• EXERCISE:
Match the string "Aloitusvuosi" against each line below, and copy every line that matches.
*-*-*
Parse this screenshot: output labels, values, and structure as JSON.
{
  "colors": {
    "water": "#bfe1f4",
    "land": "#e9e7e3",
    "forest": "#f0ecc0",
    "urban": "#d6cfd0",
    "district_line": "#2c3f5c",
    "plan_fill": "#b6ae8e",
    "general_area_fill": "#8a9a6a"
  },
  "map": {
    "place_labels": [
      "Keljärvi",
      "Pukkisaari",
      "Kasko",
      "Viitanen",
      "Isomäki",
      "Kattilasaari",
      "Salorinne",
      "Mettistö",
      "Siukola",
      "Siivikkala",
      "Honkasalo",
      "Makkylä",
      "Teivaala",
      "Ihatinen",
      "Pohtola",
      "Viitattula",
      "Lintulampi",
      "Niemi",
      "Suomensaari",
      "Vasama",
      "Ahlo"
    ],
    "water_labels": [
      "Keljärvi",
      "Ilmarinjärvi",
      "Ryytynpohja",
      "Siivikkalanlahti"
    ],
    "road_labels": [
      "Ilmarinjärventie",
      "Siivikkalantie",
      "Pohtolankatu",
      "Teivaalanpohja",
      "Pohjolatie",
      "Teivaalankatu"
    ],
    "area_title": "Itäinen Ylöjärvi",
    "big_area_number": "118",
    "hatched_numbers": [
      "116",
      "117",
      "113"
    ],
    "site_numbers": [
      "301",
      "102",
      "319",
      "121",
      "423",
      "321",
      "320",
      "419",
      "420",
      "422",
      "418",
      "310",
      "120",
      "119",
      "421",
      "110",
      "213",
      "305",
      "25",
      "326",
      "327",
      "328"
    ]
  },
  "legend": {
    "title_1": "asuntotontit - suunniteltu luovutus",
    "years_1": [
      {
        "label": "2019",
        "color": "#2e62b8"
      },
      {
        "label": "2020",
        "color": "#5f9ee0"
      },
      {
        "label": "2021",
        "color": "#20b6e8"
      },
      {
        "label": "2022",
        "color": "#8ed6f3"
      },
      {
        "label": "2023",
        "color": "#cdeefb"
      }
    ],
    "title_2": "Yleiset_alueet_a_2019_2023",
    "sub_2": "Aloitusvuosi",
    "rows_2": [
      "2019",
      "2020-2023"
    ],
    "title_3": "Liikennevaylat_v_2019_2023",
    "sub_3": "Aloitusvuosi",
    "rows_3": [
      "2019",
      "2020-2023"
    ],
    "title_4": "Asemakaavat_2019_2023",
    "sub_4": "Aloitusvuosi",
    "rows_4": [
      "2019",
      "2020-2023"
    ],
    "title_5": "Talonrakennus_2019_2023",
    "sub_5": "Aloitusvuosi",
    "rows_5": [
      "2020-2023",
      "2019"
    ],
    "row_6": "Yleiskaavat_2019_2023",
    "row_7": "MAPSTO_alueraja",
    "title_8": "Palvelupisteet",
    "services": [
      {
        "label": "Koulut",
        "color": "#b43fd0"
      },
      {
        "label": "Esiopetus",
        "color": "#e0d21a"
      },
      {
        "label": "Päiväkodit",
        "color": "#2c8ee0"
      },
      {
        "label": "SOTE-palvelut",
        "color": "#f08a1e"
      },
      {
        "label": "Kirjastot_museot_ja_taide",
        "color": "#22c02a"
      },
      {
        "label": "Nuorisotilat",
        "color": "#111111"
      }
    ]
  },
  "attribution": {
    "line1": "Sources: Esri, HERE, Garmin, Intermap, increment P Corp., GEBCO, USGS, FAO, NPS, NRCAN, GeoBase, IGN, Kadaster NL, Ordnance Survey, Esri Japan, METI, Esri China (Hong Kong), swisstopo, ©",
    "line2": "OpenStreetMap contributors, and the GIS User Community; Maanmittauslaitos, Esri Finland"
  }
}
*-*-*
• ANSWER TO THE EXERCISE:
    "sub_2": "Aloitusvuosi",
    "sub_3": "Aloitusvuosi",
    "sub_4": "Aloitusvuosi",
    "sub_5": "Aloitusvuosi",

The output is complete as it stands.